DIRECTIONS: Which lines in the material below contain the word "icon"? Copy each of them.

++++

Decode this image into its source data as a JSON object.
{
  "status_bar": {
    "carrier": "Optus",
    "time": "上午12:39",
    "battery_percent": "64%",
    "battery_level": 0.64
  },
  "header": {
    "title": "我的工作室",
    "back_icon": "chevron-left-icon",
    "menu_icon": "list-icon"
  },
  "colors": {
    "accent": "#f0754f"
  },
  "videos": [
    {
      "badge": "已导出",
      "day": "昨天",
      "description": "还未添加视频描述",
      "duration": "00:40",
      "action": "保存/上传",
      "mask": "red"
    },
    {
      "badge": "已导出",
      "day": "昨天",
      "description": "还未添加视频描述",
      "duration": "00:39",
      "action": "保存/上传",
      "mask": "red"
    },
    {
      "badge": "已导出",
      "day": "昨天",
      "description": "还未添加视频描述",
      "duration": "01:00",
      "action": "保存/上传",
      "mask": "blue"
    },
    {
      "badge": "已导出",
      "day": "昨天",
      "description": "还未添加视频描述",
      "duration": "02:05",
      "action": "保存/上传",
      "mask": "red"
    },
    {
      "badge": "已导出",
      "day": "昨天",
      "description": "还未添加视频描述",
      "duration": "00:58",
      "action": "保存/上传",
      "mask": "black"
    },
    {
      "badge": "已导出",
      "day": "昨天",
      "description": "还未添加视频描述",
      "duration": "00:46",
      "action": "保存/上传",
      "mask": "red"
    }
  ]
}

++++

PROBLEM SOLUTION:
    "back_icon": "chevron-left-icon",
    "menu_icon": "list-icon"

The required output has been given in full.